Social Justice in the 21st Century: A Study of MNEs Tax Avoidance and Government Policies

Friday, 3 July 2015: 4:00 PM-5:30 PM
CLM.B.05 (Clement House)
Mahtab Akhavan Farshchi, London South Bank University, London, United Kingdom
Herman Belgraver, The Queen's University Management School, Belfast, Northern Ireland
This paper will examine the changes in government policies across the world in the past few decades with
a view to show the tendencies of the national governments to create favourable environments to attract
foreign direct investment. The general belief has been that the positive spillovers from MNEs justify the
negative impacts such as crowding out and disadvantaging indigenous firms. Following a review of the
policy changes particularly those relating to corporation tax we offer the arguments for and against
inward investment by MNEs. Using the case studies of two countries (United Kingdom and The
Netherlands) we review the governments industrial and taxation policies and examine the way such
policies have impacted on the presence of the MNEs in those markets.
We will then evaluate the presence of the MNEs in terms of timing (short-medium-long term effects),
impact on knowledge creation and innovation in the local markets and productivity. This will be done
against the effectiveness of the local policies in creating the absorptive capacity of the local economies -
policies which create the context for firms to operate within - such as education and industrial policies.
The research will examine the effectiveness of the corporate taxation as a mechanism to overcome market
failure or as a mechanism that promote market failure and would review alternative ways for more
effective distribution of wealth within and between countries. We argue that the national policies cannot
be designed in isolation and a joint effort at an international level is needed if the gap in income and
equality is to be narrowed in a meaningful manner.
The issue of tax avoidance has once again come to prominence in public debate in recent years (IMF,
2014). The change in government policies in the UK, in Europe and a host of other countries across the
world has been leaning towards lowering of corporation tax in order to attract multinationals investment
in their territories. The debate as to how this lowering of tax, or the new consciousness of the MNEs in
their tax planning as a tool for strategic management and competitiveness can shape the future of the local
economies, and whether the perceived benefits of inward FDI is still a reality that surpass the negative
impacts that such investments may have on local economies and the development and growth of local
SMEs are issues that this paper aim to cover. The methodology of this paper is mainly a desk based

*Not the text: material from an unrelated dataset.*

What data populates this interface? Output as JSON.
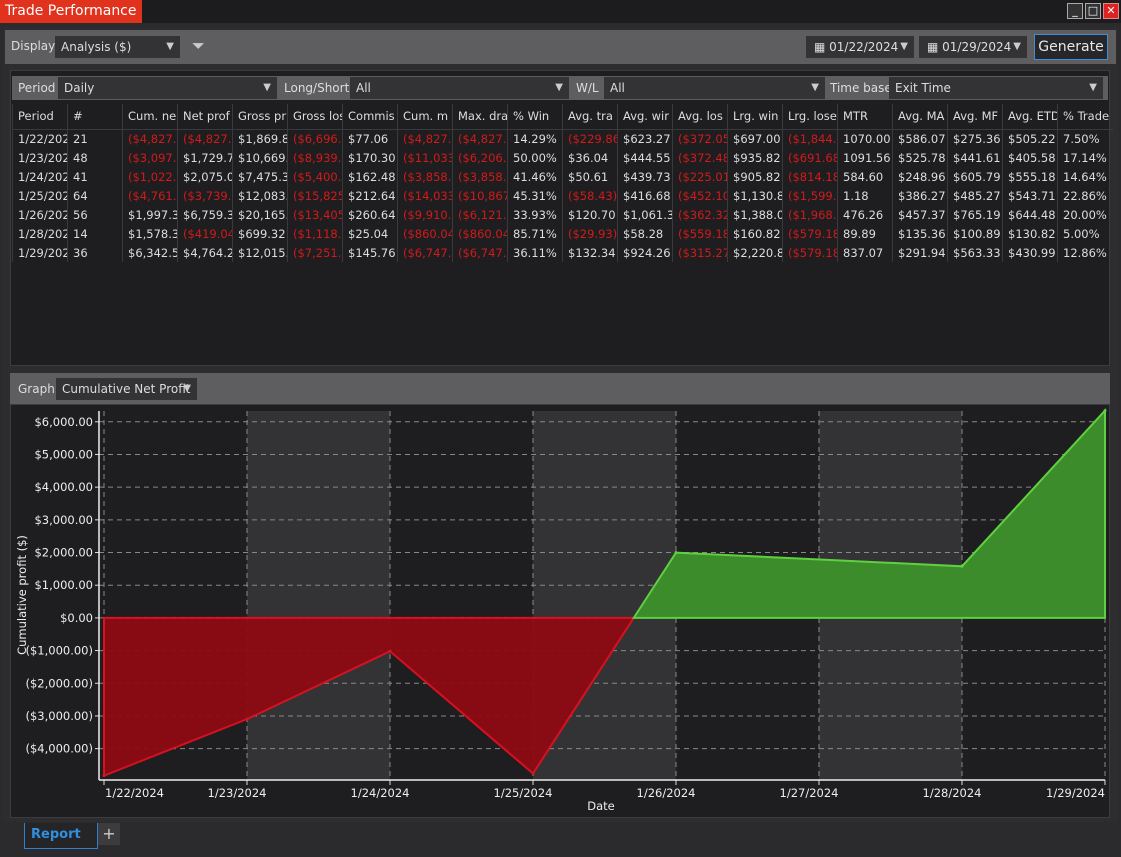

review of policies and theories of taxation and inward FDI. The literature on theories of taxation in
general and corporate taxation in particular will focus on the history of corporate tax and its development,
and offers a comparison of the corporation taxation systems in Europe and the US. The paper will then reexamine
the perceived positive and negative externalities of the MNEs FDI on local economies against
actual benefits confirmed by secondary evidence.